No one exactly knows when "Highty Tighty" was changed to "Hotty Toddy", but many consider the student body to be at least partly responsible. According to, the change was made because of "the association of cheers with a warm alcoholic drink, often a nightcap."

The cheer was first documented in the university's student newspaper "The Mississippian" back in November of 1926:

"Heighty! Tighty! Gosh A Mighty!
Who in the h--l are we?
Rim! Ram! Flim! Flam!
Ole Miss, By D--n."

And in 1931, Ole Miss music professor Aileen H. Tye wrote a song entitled "Ole Miss", also referred to as the "Ole Miss Song". Its chorus starts with these lyrics:

"Hi-ty Ti-ty Gosh a'mighty
Who the heck are we?
Oh, we come from Mississippi
From Mississippi, 'Ole Miss.'"
See those full lyrics here.

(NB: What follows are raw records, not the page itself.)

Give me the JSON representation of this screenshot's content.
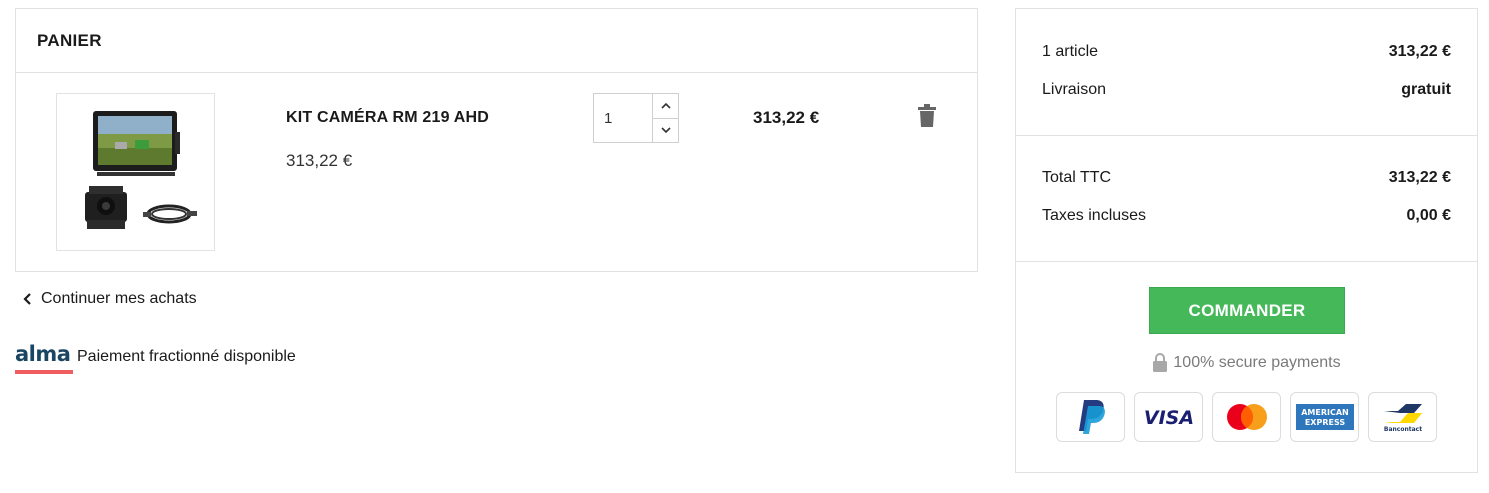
{
  "cart": {
    "title": "PANIER",
    "item": {
      "name": "KIT CAMÉRA RM 219 AHD",
      "unit_price": "313,22 €",
      "quantity": "1",
      "line_total": "313,22 €"
    },
    "continue_label": "Continuer mes achats"
  },
  "alma": {
    "logo": "alma",
    "text": "Paiement fractionné disponible"
  },
  "summary": {
    "rows_top": [
      {
        "label": "1 article",
        "value": "313,22 €"
      },
      {
        "label": "Livraison",
        "value": "gratuit"
      }
    ],
    "rows_totals": [
      {
        "label": "Total TTC",
        "value": "313,22 €"
      },
      {
        "label": "Taxes incluses",
        "value": "0,00 €"
      }
    ],
    "checkout_label": "COMMANDER",
    "secure_label": "100% secure payments",
    "payment_methods": [
      {
        "name": "PayPal",
        "icon": "paypal-icon"
      },
      {
        "name": "VISA",
        "icon": "visa-icon"
      },
      {
        "name": "Mastercard",
        "icon": "mastercard-icon"
      },
      {
        "name": "American Express",
        "icon": "amex-icon"
      },
      {
        "name": "Bancontact",
        "icon": "bancontact-icon"
      }
    ]
  },
  "colors": {
    "accent_green": "#45b85a",
    "alma_blue": "#1b4663",
    "alma_red": "#f05d5e",
    "border": "#e2e2e2"
  }
}
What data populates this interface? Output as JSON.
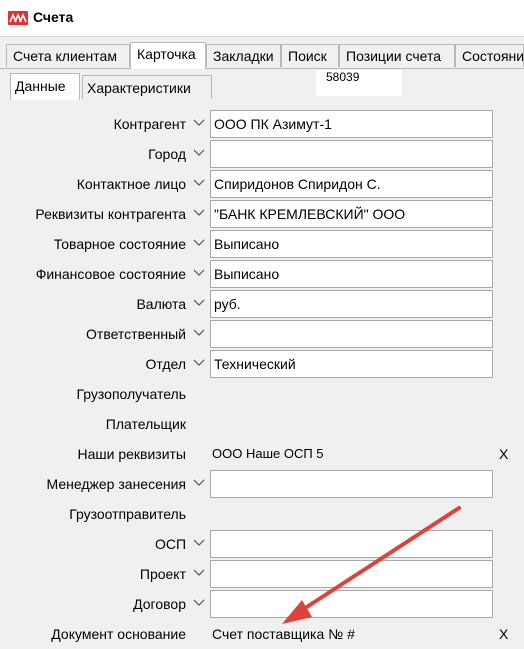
{
  "window": {
    "title": "Счета"
  },
  "tabs": [
    {
      "label": "Счета клиентам"
    },
    {
      "label": "Карточка"
    },
    {
      "label": "Закладки"
    },
    {
      "label": "Поиск"
    },
    {
      "label": "Позиции счета"
    },
    {
      "label": "Состояния"
    }
  ],
  "subtabs": [
    {
      "label": "Данные"
    },
    {
      "label": "Характеристики"
    }
  ],
  "document_number": "58039",
  "fields": [
    {
      "label": "Контрагент",
      "value": "ООО ПК Азимут-1"
    },
    {
      "label": "Город",
      "value": ""
    },
    {
      "label": "Контактное лицо",
      "value": "Спиридонов Спиридон С."
    },
    {
      "label": "Реквизиты контрагента",
      "value": "\"БАНК КРЕМЛЕВСКИЙ\" ООО"
    },
    {
      "label": "Товарное состояние",
      "value": "Выписано"
    },
    {
      "label": "Финансовое состояние",
      "value": "Выписано"
    },
    {
      "label": "Валюта",
      "value": "руб."
    },
    {
      "label": "Ответственный",
      "value": ""
    },
    {
      "label": "Отдел",
      "value": "Технический"
    },
    {
      "label": "Грузополучатель"
    },
    {
      "label": "Плательщик"
    },
    {
      "label": "Наши реквизиты",
      "value": "ООО Наше ОСП 5",
      "clear": "X"
    },
    {
      "label": "Менеджер занесения",
      "value": ""
    },
    {
      "label": "Грузоотправитель"
    },
    {
      "label": "ОСП",
      "value": ""
    },
    {
      "label": "Проект",
      "value": ""
    },
    {
      "label": "Договор",
      "value": ""
    },
    {
      "label": "Документ основание",
      "value": "Счет поставщика № #",
      "clear": "X"
    }
  ],
  "colors": {
    "accent": "#e03232",
    "arrow": "#e0413a"
  }
}
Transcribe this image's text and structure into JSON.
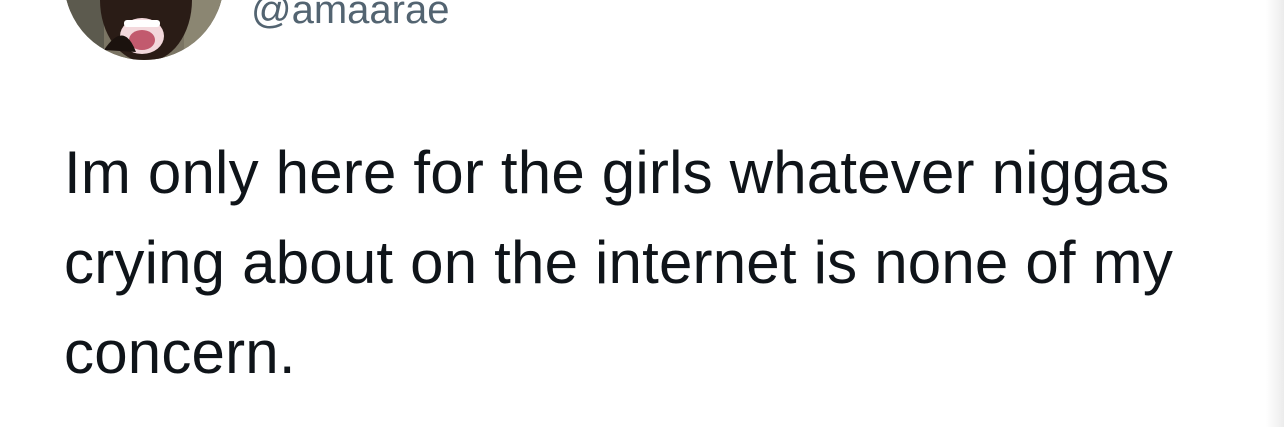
{
  "author": {
    "handle": "@amaarae",
    "avatar_icon": "profile-avatar"
  },
  "tweet": {
    "text": "Im only here for the girls whatever niggas crying about on the internet is none of my concern."
  },
  "colors": {
    "background": "#ffffff",
    "text": "#0f1419",
    "secondary_text": "#536471"
  }
}
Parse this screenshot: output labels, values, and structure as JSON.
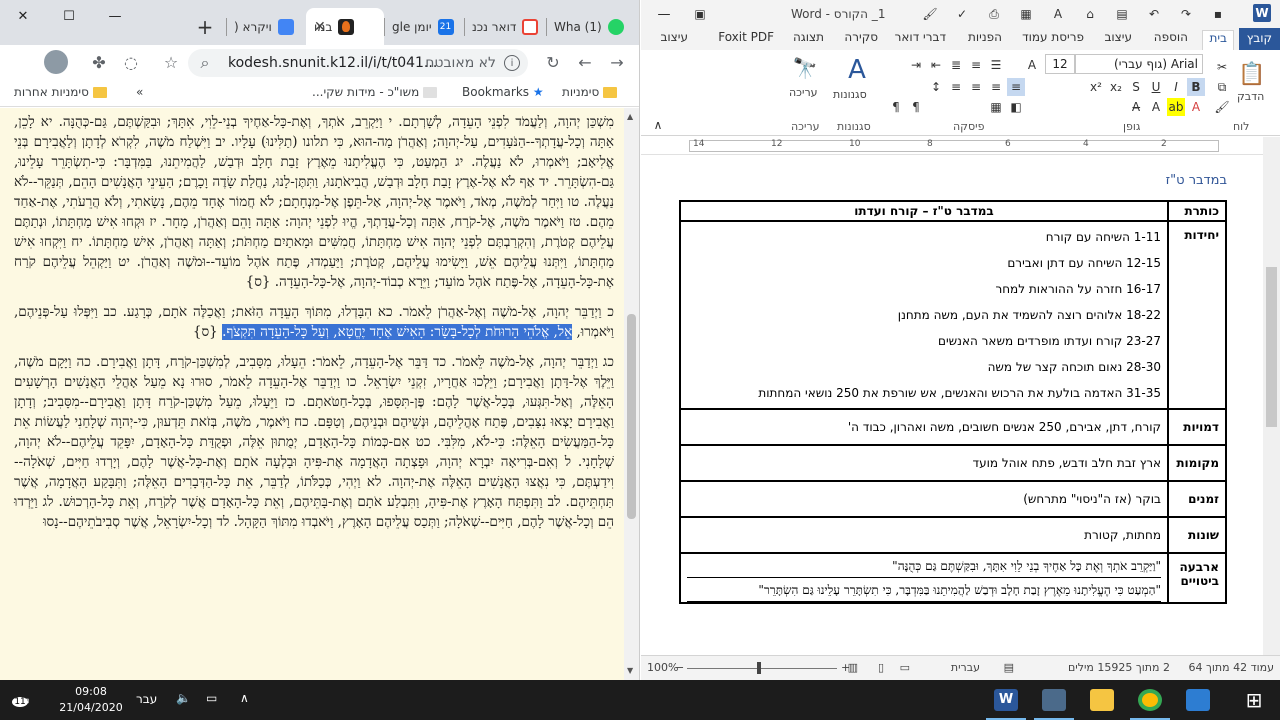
{
  "chrome": {
    "tabs": [
      {
        "label": "במו",
        "active": true,
        "color": "#d93025"
      },
      {
        "label": "ויקרא (",
        "color": "#4285f4"
      },
      {
        "label": "יומן gle",
        "color": "#1a73e8"
      },
      {
        "label": "דואר נכנ",
        "color": "#ea4335"
      },
      {
        "label": "(1) Wha",
        "color": "#25d366"
      }
    ],
    "new_tab_symbol": "+",
    "url": "kodesh.snunit.k12.il/i/t/t041...",
    "security_label": "לא מאובטח",
    "bookmarks": {
      "other": "סימניות אחרות",
      "item1": "משו\"כ - מידות שקי...",
      "item2": "Bookmarks",
      "item3": "סימניות",
      "more": "»"
    },
    "text": {
      "para1": "מִשְׁכַּן יְהוָה, וְלַעֲמֹד לִפְנֵי הָעֵדָה, לְשָׁרְתָם. י וַיַּקְרֵב, אֹתְךָ, וְאֶת-כָּל-אַחֶיךָ בְנֵי-לֵוִי, אִתָּךְ; וּבִקַּשְׁתֶּם, גַּם-כְּהֻנָּה. יא לָכֵן, אַתָּה וְכָל-עֲדָתְךָ--הַנֹּעָדִים, עַל-יְהוָה; וְאַהֲרֹן מַה-הוּא, כִּי תלונו (תַלִּינוּ) עָלָיו. יב וַיִּשְׁלַח מֹשֶׁה, לִקְרֹא לְדָתָן וְלַאֲבִירָם בְּנֵי אֱלִיאָב; וַיֹּאמְרוּ, לֹא נַעֲלֶה. יג הַמְעַט, כִּי הֶעֱלִיתָנוּ מֵאֶרֶץ זָבַת חָלָב וּדְבַשׁ, לַהֲמִיתֵנוּ, בַּמִּדְבָּר: כִּי-תִשְׂתָּרֵר עָלֵינוּ, גַּם-הִשְׂתָּרֵר. יד אַף לֹא אֶל-אֶרֶץ זָבַת חָלָב וּדְבַשׁ, הֲבִיאֹתָנוּ, וַתִּתֶּן-לָנוּ, נַחֲלַת שָׂדֶה וָכָרֶם; הַעֵינֵי הָאֲנָשִׁים הָהֵם, תְּנַקֵּר--לֹא נַעֲלֶה. טו וַיִּחַר לְמֹשֶׁה, מְאֹד, וַיֹּאמֶר אֶל-יְהוָה, אַל-תֵּפֶן אֶל-מִנְחָתָם; לֹא חֲמוֹר אֶחָד מֵהֶם, נָשָׂאתִי, וְלֹא הֲרֵעֹתִי, אֶת-אַחַד מֵהֶם. טז וַיֹּאמֶר מֹשֶׁה, אֶל-קֹרַח, אַתָּה וְכָל-עֲדָתְךָ, הֱיוּ לִפְנֵי יְהוָה: אַתָּה וָהֵם וְאַהֲרֹן, מָחָר. יז וּקְחוּ אִישׁ מַחְתָּתוֹ, וּנְתַתֶּם עֲלֵיהֶם קְטֹרֶת, וְהִקְרַבְתֶּם לִפְנֵי יְהוָה אִישׁ מַחְתָּתוֹ, חֲמִשִּׁים וּמָאתַיִם מַחְתֹּת; וְאַתָּה וְאַהֲרֹן, אִישׁ מַחְתָּתוֹ. יח וַיִּקְחוּ אִישׁ מַחְתָּתוֹ, וַיִּתְּנוּ עֲלֵיהֶם אֵשׁ, וַיָּשִׂימוּ עֲלֵיהֶם, קְטֹרֶת; וַיַּעַמְדוּ, פֶּתַח אֹהֶל מוֹעֵד--וּמֹשֶׁה וְאַהֲרֹן. יט וַיַּקְהֵל עֲלֵיהֶם קֹרַח אֶת-כָּל-הָעֵדָה, אֶל-פֶּתַח אֹהֶל מוֹעֵד; וַיֵּרָא כְבוֹד-יְהוָה, אֶל-כָּל-הָעֵדָה. {ס}",
      "para2_a": "כ וַיְדַבֵּר יְהוָה, אֶל-מֹשֶׁה וְאֶל-אַהֲרֹן לֵאמֹר. כא הִבָּדְלוּ, מִתּוֹךְ הָעֵדָה הַזֹּאת; וַאֲכַלֶּה אֹתָם, כְּרָגַע. כב וַיִּפְּלוּ עַל-פְּנֵיהֶם, וַיֹּאמְרוּ,",
      "para2_hl": "אֵל, אֱלֹהֵי הָרוּחֹת לְכָל-בָּשָׂר: הָאִישׁ אֶחָד יֶחֱטָא, וְעַל כָּל-הָעֵדָה תִּקְצֹף.",
      "para2_b": "{ס}",
      "para3": "כג וַיְדַבֵּר יְהוָה, אֶל-מֹשֶׁה לֵּאמֹר. כד דַּבֵּר אֶל-הָעֵדָה, לֵאמֹר: הֵעָלוּ, מִסָּבִיב, לְמִשְׁכַּן-קֹרַח, דָּתָן וַאֲבִירָם. כה וַיָּקָם מֹשֶׁה, וַיֵּלֶךְ אֶל-דָּתָן וַאֲבִירָם; וַיֵּלְכוּ אַחֲרָיו, זִקְנֵי יִשְׂרָאֵל. כו וַיְדַבֵּר אֶל-הָעֵדָה לֵאמֹר, סוּרוּ נָא מֵעַל אָהֳלֵי הָאֲנָשִׁים הָרְשָׁעִים הָאֵלֶּה, וְאַל-תִּגְּעוּ, בְּכָל-אֲשֶׁר לָהֶם: פֶּן-תִּסָּפוּ, בְּכָל-חַטֹּאתָם. כז וַיֵּעָלוּ, מֵעַל מִשְׁכַּן-קֹרַח דָּתָן וַאֲבִירָם--מִסָּבִיב; וְדָתָן וַאֲבִירָם יָצְאוּ נִצָּבִים, פֶּתַח אָהֳלֵיהֶם, וּנְשֵׁיהֶם וּבְנֵיהֶם, וְטַפָּם. כח וַיֹּאמֶר, מֹשֶׁה, בְּזֹאת תֵּדְעוּן, כִּי-יְהוָה שְׁלָחַנִי לַעֲשׂוֹת אֵת כָּל-הַמַּעֲשִׂים הָאֵלֶּה: כִּי-לֹא, מִלִּבִּי. כט אִם-כְּמוֹת כָּל-הָאָדָם, יְמֻתוּן אֵלֶּה, וּפְקֻדַּת כָּל-הָאָדָם, יִפָּקֵד עֲלֵיהֶם--לֹא יְהוָה, שְׁלָחָנִי. ל וְאִם-בְּרִיאָה יִבְרָא יְהוָה, וּפָצְתָה הָאֲדָמָה אֶת-פִּיהָ וּבָלְעָה אֹתָם וְאֶת-כָּל-אֲשֶׁר לָהֶם, וְיָרְדוּ חַיִּים, שְׁאֹלָה--וִידַעְתֶּם, כִּי נִאֲצוּ הָאֲנָשִׁים הָאֵלֶּה אֶת-יְהוָה. לא וַיְהִי, כְּכַלֹּתוֹ, לְדַבֵּר, אֵת כָּל-הַדְּבָרִים הָאֵלֶּה; וַתִּבָּקַע הָאֲדָמָה, אֲשֶׁר תַּחְתֵּיהֶם. לב וַתִּפְתַּח הָאָרֶץ אֶת-פִּיהָ, וַתִּבְלַע אֹתָם וְאֶת-בָּתֵּיהֶם, וְאֵת כָּל-הָאָדָם אֲשֶׁר לְקֹרַח, וְאֵת כָּל-הָרְכוּשׁ. לג וַיֵּרְדוּ הֵם וְכָל-אֲשֶׁר לָהֶם, חַיִּים--שְׁאֹלָה; וַתְּכַס עֲלֵיהֶם הָאָרֶץ, וַיֹּאבְדוּ מִתּוֹךְ הַקָּהָל. לד וְכָל-יִשְׂרָאֵל, אֲשֶׁר סְבִיבֹתֵיהֶם--נָסוּ"
    }
  },
  "word": {
    "title": "1_ הקורס - Word",
    "tabs": [
      "קובץ",
      "בית",
      "הוספה",
      "עיצוב",
      "פריסת עמוד",
      "הפניות",
      "דברי דואר",
      "סקירה",
      "תצוגה",
      "Foxit PDF",
      "עיצוב"
    ],
    "ribbon": {
      "font_name": "Arial (גוף עברי)",
      "font_size": "12",
      "groups": {
        "clipboard": "לוח",
        "font": "גופן",
        "paragraph": "פיסקה",
        "styles": "סגנונות",
        "editing": "עריכה"
      },
      "paste_label": "הדבק",
      "styles_button": "סגנונות",
      "editing_button": "עריכה"
    },
    "ruler_ticks": [
      "2",
      "4",
      "6",
      "8",
      "10",
      "12",
      "14"
    ],
    "doc_heading": "במדבר ט\"ז",
    "table": {
      "title_header": "כותרת",
      "title_value": "במדבר ט\"ז – קורח ועדתו",
      "units_header": "יחידות",
      "units": [
        "1-11 השיחה עם קורח",
        "12-15 השיחה עם דתן ואבירם",
        "16-17 חזרה על ההוראות למחר",
        "18-22 אלוהים רוצה להשמיד את העם, משה מתחנן",
        "23-27 קורח ועדתו מופרדים משאר האנשים",
        "28-30 נאום תוכחה קצר של משה",
        "31-35 האדמה בולעת את הרכוש והאנשים, אש שורפת את 250 נושאי המחתות"
      ],
      "chars_header": "דמויות",
      "chars_value": "קורח, דתן, אבירם, 250 אנשים חשובים, משה ואהרון, כבוד ה'",
      "places_header": "מקומות",
      "places_value": "ארץ זבת חלב ודבש, פתח אוהל מועד",
      "times_header": "זמנים",
      "times_value": "בוקר (אז ה\"ניסוי\" מתרחש)",
      "misc_header": "שונות",
      "misc_value": "מחתות, קטורת",
      "phrases_header": "ארבעה ביטויים",
      "phrase1": "\"וַיַּקְרֵב אֹתְךָ וְאֶת כָּל אַחֶיךָ בְנֵי לֵוִי אִתָּךְ, וּבִקַּשְׁתֶּם גַּם כְּהֻנָּה\"",
      "phrase2": "\"הַמְעַט כִּי הֶעֱלִיתָנוּ מֵאֶרֶץ זָבַת חָלָב וּדְבַשׁ לַהֲמִיתֵנוּ בַּמִּדְבָּר, כִּי תִשְׂתָּרֵר עָלֵינוּ גַּם הִשְׂתָּרֵר\""
    },
    "status": {
      "page": "עמוד 42 מתוך 64",
      "words": "2 מתוך 15925 מילים",
      "lang": "עברית",
      "zoom": "100%"
    }
  },
  "taskbar": {
    "time": "09:08",
    "date": "21/04/2020",
    "lang": "עבר",
    "notif_count": "11"
  }
}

The song's cheer was later adapted by the University of Alabama in the early 1980's. Their "Rammer Jammer" chant was created when Ole Miss band director James Ferguson became the band director of Alabama's Million Dollar Band.

To Ole Miss fans, "Hotty Toddy" is much more than a chant; it is a greeting; it is a response; it is a joyous proclamation of school pride. So when you Cowboy fans hear the Rebels' cheer, because you will hear it a lot, take a second and appreciate its history.

Plus, if you think you'll be annoyed, imagine how they'll feel when they wonder why everyone is waving after an OSU score.

Every school has their own special traditions that they hold near and dear. We have our waving song and our trilogy, and they have "Hotty Toddy". Tradition is one of the best parts of college football, and Ole Miss' are no different.

Special thanks to Red Cup Rebellion for their help!